- **Entries supplied**:
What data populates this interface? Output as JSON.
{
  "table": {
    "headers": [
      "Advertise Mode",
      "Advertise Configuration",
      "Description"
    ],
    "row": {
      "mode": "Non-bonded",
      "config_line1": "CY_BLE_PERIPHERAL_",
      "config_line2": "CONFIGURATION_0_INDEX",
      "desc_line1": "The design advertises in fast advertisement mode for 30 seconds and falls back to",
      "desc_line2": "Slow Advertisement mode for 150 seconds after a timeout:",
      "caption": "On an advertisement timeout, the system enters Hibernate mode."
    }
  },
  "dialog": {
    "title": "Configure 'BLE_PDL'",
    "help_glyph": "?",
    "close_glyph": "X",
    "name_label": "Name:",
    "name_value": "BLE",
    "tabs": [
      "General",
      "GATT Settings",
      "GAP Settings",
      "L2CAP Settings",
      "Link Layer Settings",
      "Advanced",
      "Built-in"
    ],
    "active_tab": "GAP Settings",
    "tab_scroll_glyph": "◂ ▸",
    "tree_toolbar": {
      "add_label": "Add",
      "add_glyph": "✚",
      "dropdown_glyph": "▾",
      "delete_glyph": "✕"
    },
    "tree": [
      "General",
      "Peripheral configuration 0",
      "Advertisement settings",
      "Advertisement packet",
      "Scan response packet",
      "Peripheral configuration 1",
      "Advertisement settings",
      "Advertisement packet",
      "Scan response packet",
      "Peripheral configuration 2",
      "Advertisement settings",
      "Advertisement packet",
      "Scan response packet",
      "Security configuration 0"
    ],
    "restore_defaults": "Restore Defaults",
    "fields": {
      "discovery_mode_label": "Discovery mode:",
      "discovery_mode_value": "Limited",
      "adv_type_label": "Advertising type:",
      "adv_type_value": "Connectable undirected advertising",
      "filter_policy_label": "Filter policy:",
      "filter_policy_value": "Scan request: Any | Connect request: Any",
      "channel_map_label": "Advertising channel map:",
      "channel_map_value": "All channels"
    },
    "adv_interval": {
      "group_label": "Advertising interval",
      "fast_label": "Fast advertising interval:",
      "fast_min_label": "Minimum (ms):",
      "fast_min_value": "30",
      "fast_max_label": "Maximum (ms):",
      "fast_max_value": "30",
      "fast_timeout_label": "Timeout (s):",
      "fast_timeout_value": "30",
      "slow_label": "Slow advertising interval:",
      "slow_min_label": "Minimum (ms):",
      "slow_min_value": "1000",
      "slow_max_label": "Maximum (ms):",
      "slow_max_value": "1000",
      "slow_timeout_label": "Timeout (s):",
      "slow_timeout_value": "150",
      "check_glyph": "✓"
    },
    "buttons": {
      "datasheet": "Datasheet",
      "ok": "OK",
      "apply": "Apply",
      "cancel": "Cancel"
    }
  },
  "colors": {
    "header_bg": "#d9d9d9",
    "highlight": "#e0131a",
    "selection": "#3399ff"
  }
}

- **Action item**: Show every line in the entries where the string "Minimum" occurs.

- **Exercise result**:
      "fast_min_label": "Minimum (ms):",
      "slow_min_label": "Minimum (ms):",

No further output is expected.